A Christian perspective: “Unless a grain of wheat falls into the earth and dies, it remains just a single grain; but if it dies, it bears much fruit. Those who love their life lose it, and those who hate their life in this world will keep it for eternal life” (John 12:24-25).
Conscience and our journey towards adult Christianity
Notes by Michael Whelan SM
revealed to us by our conscience;
and our conscience insists on preserving that order.
Human beings ‘show the work of the law written in their hearts.
Their conscience bears witness to them’ (Romans 2:15).
And how could it be otherwise?
All created being reflects the infinite wisdom of God.
It reflects it all the more clearly, the higher it stands in the scale of perfection.”
Problem-solving has Little to Offer in the Face of Evil
A Book Review
Michael Whelan SM
Gerald A Arbuckle SM, Abuse and Cover-Up: Refounding the Catholic Church in Trauma, Orbis Books, 2019, footnotes, index, 226 pages, pb.
Two preliminary comments
The first comment arises from my own experience of appearing as a witness, together with Fr David Ranson, at the Royal Commission on the afternoon of Monday 6 February 2017. Read full Review
Spiritual Practices and Attitudes 10 - Eucharist: Bread of Life
Notes by Michael Whelan SM
The General Instruction of the Roman Missal (2002) goes to the heart of the Church’s teaching on the Eucharist:
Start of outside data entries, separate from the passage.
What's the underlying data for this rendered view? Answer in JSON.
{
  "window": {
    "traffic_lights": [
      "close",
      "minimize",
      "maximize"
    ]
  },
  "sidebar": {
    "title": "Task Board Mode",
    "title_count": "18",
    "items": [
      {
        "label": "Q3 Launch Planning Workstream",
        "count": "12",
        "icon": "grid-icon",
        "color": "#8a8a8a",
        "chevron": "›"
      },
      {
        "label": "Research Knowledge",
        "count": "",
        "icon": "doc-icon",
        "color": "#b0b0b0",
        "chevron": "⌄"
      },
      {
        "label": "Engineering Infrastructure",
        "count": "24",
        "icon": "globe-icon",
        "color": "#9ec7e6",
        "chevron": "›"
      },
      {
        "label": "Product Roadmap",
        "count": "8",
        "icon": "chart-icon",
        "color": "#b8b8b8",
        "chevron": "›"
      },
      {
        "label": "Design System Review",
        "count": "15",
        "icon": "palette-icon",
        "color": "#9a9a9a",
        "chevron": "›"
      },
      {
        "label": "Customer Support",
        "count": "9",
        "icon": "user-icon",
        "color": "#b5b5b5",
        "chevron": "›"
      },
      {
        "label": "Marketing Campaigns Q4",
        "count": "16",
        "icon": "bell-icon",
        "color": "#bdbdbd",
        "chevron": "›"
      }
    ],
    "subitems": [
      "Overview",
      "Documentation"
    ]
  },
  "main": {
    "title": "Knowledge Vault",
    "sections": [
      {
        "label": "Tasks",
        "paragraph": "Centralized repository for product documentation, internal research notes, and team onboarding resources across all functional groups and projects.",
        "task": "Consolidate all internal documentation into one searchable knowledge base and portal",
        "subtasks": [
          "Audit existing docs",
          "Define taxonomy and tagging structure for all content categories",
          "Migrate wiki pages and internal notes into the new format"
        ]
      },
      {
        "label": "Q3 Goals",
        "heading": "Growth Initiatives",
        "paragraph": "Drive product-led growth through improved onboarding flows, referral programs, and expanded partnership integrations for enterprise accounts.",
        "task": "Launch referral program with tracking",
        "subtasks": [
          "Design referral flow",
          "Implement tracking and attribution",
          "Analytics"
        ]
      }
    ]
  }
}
The sacrificial nature of the Mass, solemnly asserted by the Council of Trent in accordance with the Church’s universal tradition, [Ecumenical Council of Trent, Session 22, Doctrina de ss. Missae sacrificio, 17 September 1562 : Enchiridion Symbolorum, H. Denzinger and A. Schönmetzer, editors (editio XXXIII, Freiburg: Herder, 1965; hereafter, Denz-Schön), 1738-1759.] was reaffirmed by the Second Vatican Council, which offered these significant words about the Mass: ‘At the Last Supper our Savior instituted the Eucharistic Sacrifice of his Body and Blood, by which he would perpetuate the Sacrifice of the Cross throughout the centuries until he should come again, thus entrusting to the Church, his beloved Bride, the memorial of his death and resurrection.’
Gospel for Palm Sunday (5 April 2020)
Gospel Notes by Michael Whelan SM
Judas to Betray Jesus
Then one of the twelve, whose name was Judas Iscariot, went to the chief priests and said, “What will you give me if I deliver him over to you?” And they paid him thirty pieces of silver. And from that moment he sought an opportunity to betray him.
The Passover with the Disciples
Now on the first day of Unleavened Bread the disciples came to Jesus, saying, “Where will you have us prepare for you to eat the Passover?” He said, “Go into the city to a certain man and say to him, ‘The Teacher says, My time is at hand. I will keep the Passover at your house with my disciples.’” And the disciples did as Jesus had directed them, and they prepared the Passover.
When it was evening, he reclined at table with the twelve. And as they were eating, he said, “Truly, I say to you, one of you will betray me.” And they were very sorrowful and began to say to him one after another, “Is it I, Lord?” He answered, “He who has dipped his hand in the dish with me will betray me. The Son of Man goes as it is written of him, but woe to that man by whom the Son of Man is betrayed! It would have been better for that man if he had not been born.” Judas, who would betray him, answered, “Is it I, Rabbi?” He said to him, “You have said so.” Read full document: